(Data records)
-=-=-=-=-

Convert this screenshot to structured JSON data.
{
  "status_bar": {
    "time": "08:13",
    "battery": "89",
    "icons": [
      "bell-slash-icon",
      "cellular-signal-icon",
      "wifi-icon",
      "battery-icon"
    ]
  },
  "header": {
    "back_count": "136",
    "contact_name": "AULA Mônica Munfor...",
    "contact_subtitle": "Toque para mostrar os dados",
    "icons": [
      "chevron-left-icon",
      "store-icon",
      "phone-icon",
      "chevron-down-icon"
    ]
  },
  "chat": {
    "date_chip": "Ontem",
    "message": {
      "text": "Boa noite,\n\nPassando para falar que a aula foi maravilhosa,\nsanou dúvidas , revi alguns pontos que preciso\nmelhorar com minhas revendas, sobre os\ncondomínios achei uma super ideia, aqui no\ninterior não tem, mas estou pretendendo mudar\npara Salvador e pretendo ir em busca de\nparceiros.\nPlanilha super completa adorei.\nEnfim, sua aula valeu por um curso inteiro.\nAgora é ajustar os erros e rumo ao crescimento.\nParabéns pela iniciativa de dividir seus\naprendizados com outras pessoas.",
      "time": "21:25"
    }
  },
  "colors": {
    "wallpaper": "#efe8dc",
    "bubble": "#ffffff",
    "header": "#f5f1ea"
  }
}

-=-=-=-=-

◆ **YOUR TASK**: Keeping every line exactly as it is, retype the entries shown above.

◆ **FINISHED EXERCISE**:
Convert this screenshot to structured JSON data.
{
  "status_bar": {
    "time": "08:13",
    "battery": "89",
    "icons": [
      "bell-slash-icon",
      "cellular-signal-icon",
      "wifi-icon",
      "battery-icon"
    ]
  },
  "header": {
    "back_count": "136",
    "contact_name": "AULA Mônica Munfor...",
    "contact_subtitle": "Toque para mostrar os dados",
    "icons": [
      "chevron-left-icon",
      "store-icon",
      "phone-icon",
      "chevron-down-icon"
    ]
  },
  "chat": {
    "date_chip": "Ontem",
    "message": {
      "text": "Boa noite,\n\nPassando para falar que a aula foi maravilhosa,\nsanou dúvidas , revi alguns pontos que preciso\nmelhorar com minhas revendas, sobre os\ncondomínios achei uma super ideia, aqui no\ninterior não tem, mas estou pretendendo mudar\npara Salvador e pretendo ir em busca de\nparceiros.\nPlanilha super completa adorei.\nEnfim, sua aula valeu por um curso inteiro.\nAgora é ajustar os erros e rumo ao crescimento.\nParabéns pela iniciativa de dividir seus\naprendizados com outras pessoas.",
      "time": "21:25"
    }
  },
  "colors": {
    "wallpaper": "#efe8dc",
    "bubble": "#ffffff",
    "header": "#f5f1ea"
  }
}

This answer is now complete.